If blogging is both the construction of a personal knowledge artefact and an ecological practice, which reveals emergent knowledges as a series of dynamically linked spaces, this immediately focuses any pedagogy of blogging on questions of connectivity and the evolution of ideas over time.
I am therefore becoming increasingly convinced that blogs used across classes over the duration of a degree course, rather than blogs focused on specific assignment tasks or blogs developed for single semester units are a more congruent use of this technology.
If students were encouraged to establish a blog at the beginning of their course and continued to use it to post research notes, stories and reflections throughout their degree studies, this would become a unique and powerful teaching and learning tool. The blog would evolve together with (and record) the student’s learning and practice experience. —Marcus O’Donnell —Blogging as pedagogic practice: artefact and ecology (Blogtalk Downunder)
I agree. The panel I proposed for next year’s 4Cs was sparked by the realization that more and more students are coming into our classes with experience as social bloggers (or with a knowledge of other social networking programs, like friendster, P2P file sharing, and IM culture in general), and on the role of their academic blogging as it is situated in the larger context of the blogosphere.
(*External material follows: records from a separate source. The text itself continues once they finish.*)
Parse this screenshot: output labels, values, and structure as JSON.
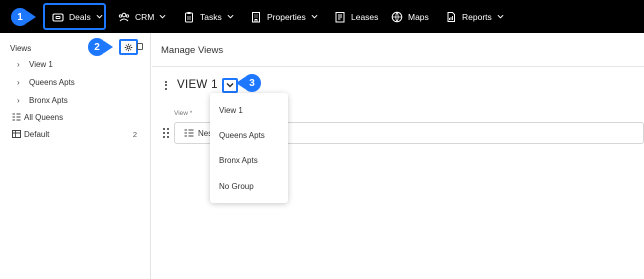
{
  "nav": {
    "items": [
      {
        "label": "Deals",
        "icon": "deals-icon",
        "chevron": true
      },
      {
        "label": "CRM",
        "icon": "crm-icon",
        "chevron": true
      },
      {
        "label": "Tasks",
        "icon": "tasks-icon",
        "chevron": true
      },
      {
        "label": "Properties",
        "icon": "properties-icon",
        "chevron": true
      },
      {
        "label": "Leases",
        "icon": "leases-icon",
        "chevron": false
      },
      {
        "label": "Maps",
        "icon": "maps-icon",
        "chevron": false
      },
      {
        "label": "Reports",
        "icon": "reports-icon",
        "chevron": true
      }
    ]
  },
  "badges": {
    "one": "1",
    "two": "2",
    "three": "3"
  },
  "sidebar": {
    "title": "Views",
    "groups": [
      {
        "label": "View 1"
      },
      {
        "label": "Queens Apts"
      },
      {
        "label": "Bronx Apts"
      }
    ],
    "flat": [
      {
        "label": "All Queens",
        "icon": "group-icon",
        "count": ""
      },
      {
        "label": "Default",
        "icon": "table-icon",
        "count": "2"
      }
    ]
  },
  "main": {
    "title": "Manage Views",
    "view_name": "VIEW 1",
    "field_label": "View *",
    "field_value": "Nes"
  },
  "dropdown": {
    "options": [
      "View 1",
      "Queens Apts",
      "Bronx Apts",
      "No Group"
    ]
  },
  "colors": {
    "accent": "#1e78ff",
    "nav_bg": "#000000"
  }
}
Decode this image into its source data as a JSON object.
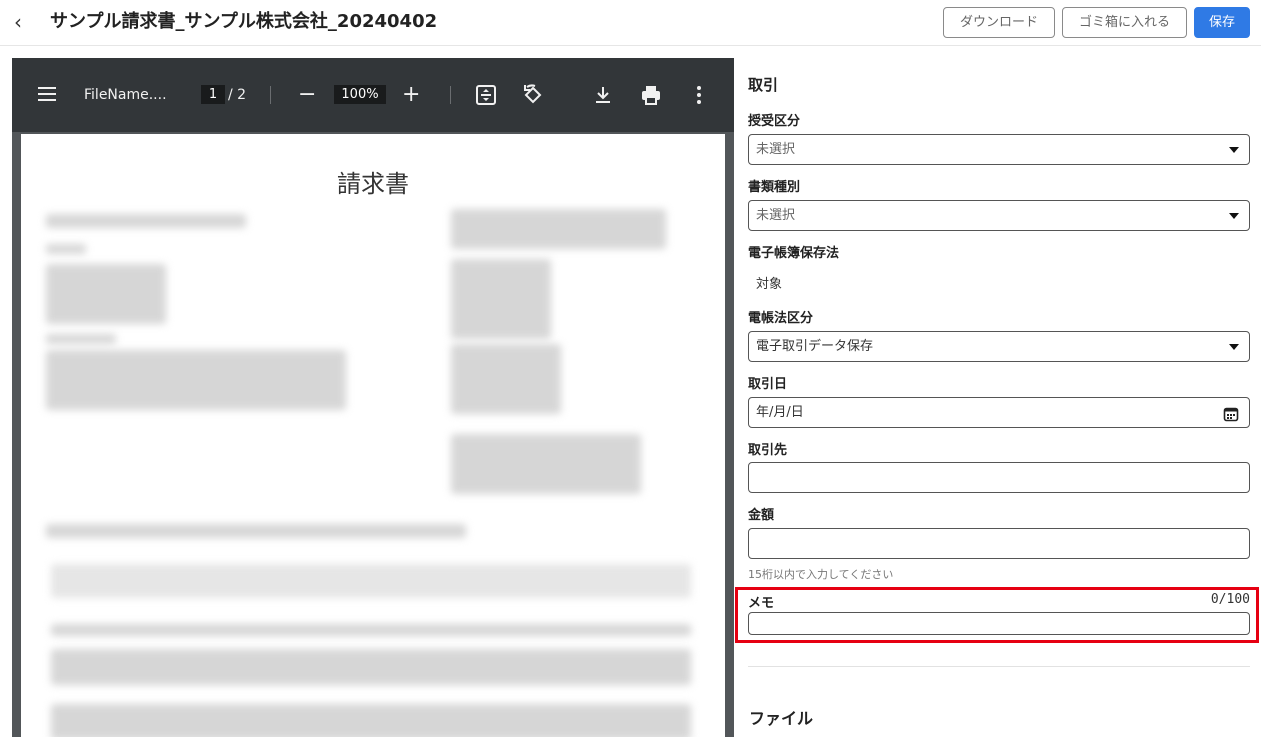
{
  "header": {
    "back_glyph": "‹",
    "title": "サンプル請求書_サンプル株式会社_20240402",
    "download_label": "ダウンロード",
    "trash_label": "ゴミ箱に入れる",
    "save_label": "保存"
  },
  "viewer": {
    "filename": "FileName....",
    "current_page": "1",
    "total_pages": "/ 2",
    "zoom": "100%",
    "zoom_minus": "−",
    "zoom_plus": "+",
    "document_title": "請求書"
  },
  "form": {
    "section_title": "取引",
    "receive_type": {
      "label": "授受区分",
      "value": "未選択"
    },
    "doc_type": {
      "label": "書類種別",
      "value": "未選択"
    },
    "ebook_law": {
      "label": "電子帳簿保存法",
      "value": "対象"
    },
    "ebook_category": {
      "label": "電帳法区分",
      "value": "電子取引データ保存"
    },
    "date": {
      "label": "取引日",
      "placeholder": "年/月/日"
    },
    "partner": {
      "label": "取引先",
      "value": ""
    },
    "amount": {
      "label": "金額",
      "value": "",
      "hint": "15桁以内で入力してください"
    },
    "memo": {
      "label": "メモ",
      "counter": "0/100",
      "value": ""
    },
    "file_section": "ファイル"
  },
  "colors": {
    "primary": "#2f7ae5",
    "highlight": "#e60012",
    "toolbar": "#323639"
  }
}
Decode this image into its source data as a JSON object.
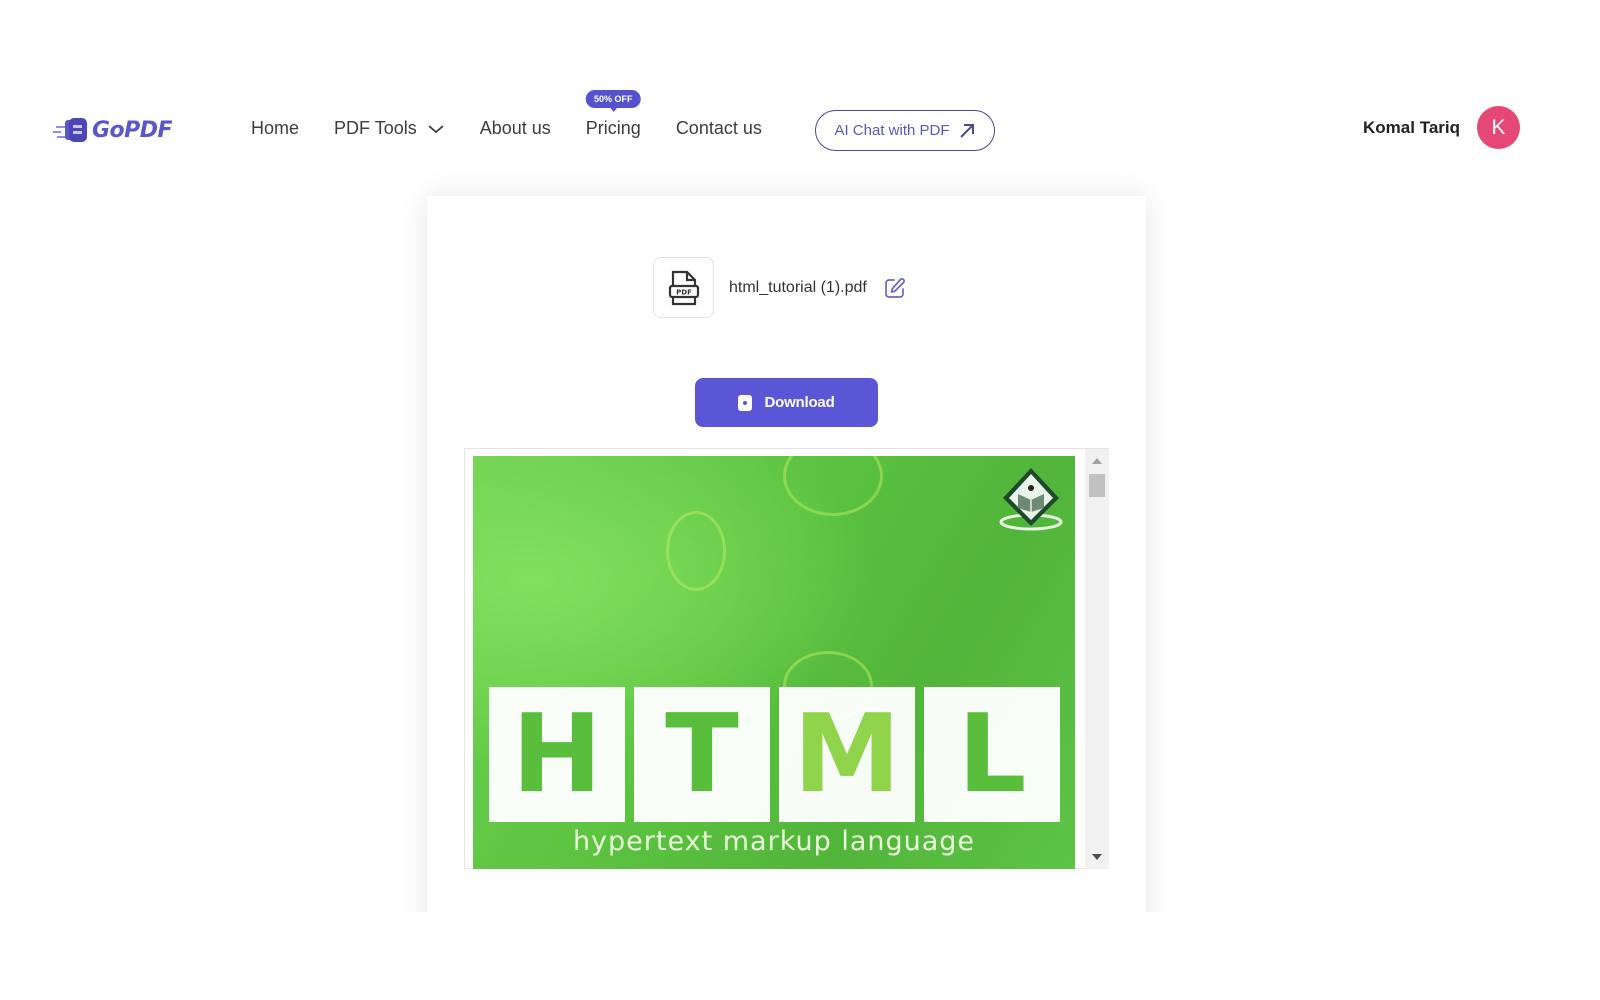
{
  "brand": {
    "name": "GoPDF",
    "color": "#5a57c9"
  },
  "nav": {
    "items": [
      {
        "label": "Home"
      },
      {
        "label": "PDF Tools",
        "has_dropdown": true
      },
      {
        "label": "About us"
      },
      {
        "label": "Pricing",
        "badge": "50% OFF"
      },
      {
        "label": "Contact us"
      }
    ],
    "ai_chat_label": "AI Chat with PDF",
    "ai_chat_icon": "arrow-up-right-icon"
  },
  "user": {
    "name": "Komal Tariq",
    "avatar_initial": "K",
    "avatar_color": "#e54874"
  },
  "file": {
    "name": "html_tutorial (1).pdf",
    "icon": "pdf-file-icon",
    "edit_icon": "edit-icon"
  },
  "download": {
    "label": "Download",
    "color": "#5a56d6"
  },
  "preview": {
    "page_letters": [
      "H",
      "T",
      "M",
      "L"
    ],
    "page_tagline": "hypertext markup language"
  }
}
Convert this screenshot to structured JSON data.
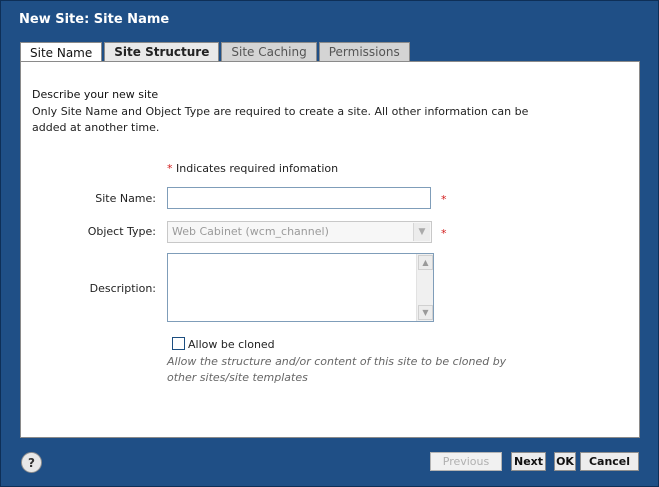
{
  "dialog": {
    "title": "New Site: Site Name"
  },
  "tabs": [
    {
      "label": "Site Name",
      "selected": true
    },
    {
      "label": "Site Structure",
      "selected": false
    },
    {
      "label": "Site Caching",
      "selected": false
    },
    {
      "label": "Permissions",
      "selected": false
    }
  ],
  "intro": {
    "title": "Describe your new site",
    "text": "Only Site Name and Object Type are required to create a site. All other information can be added at another time."
  },
  "required_note": {
    "star": "*",
    "text": "Indicates required infomation"
  },
  "form": {
    "site_name": {
      "label": "Site Name:",
      "value": "",
      "required_star": "*"
    },
    "object_type": {
      "label": "Object Type:",
      "value": "Web Cabinet (wcm_channel)",
      "required_star": "*"
    },
    "description": {
      "label": "Description:",
      "value": ""
    },
    "allow_clone": {
      "label": "Allow be cloned",
      "checked": false,
      "help": "Allow the structure and/or content of this site to be cloned by other sites/site templates"
    }
  },
  "footer": {
    "help_label": "?",
    "previous_label": "Previous",
    "next_label": "Next",
    "ok_label": "OK",
    "cancel_label": "Cancel"
  },
  "colors": {
    "frame": "#1f4f86",
    "required": "#d21a1a"
  }
}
Only the very young or the very cutting-edge people in the composition field have the proper experience to assess this dynamic.
O’Donnell’s article also references Patricia Remmell’s KairosNews posting, “Falling out of love with blogging,” which sparked an excellent discussion of a topic rarely discussed in the blogosphere (for perhaps obvious reasons).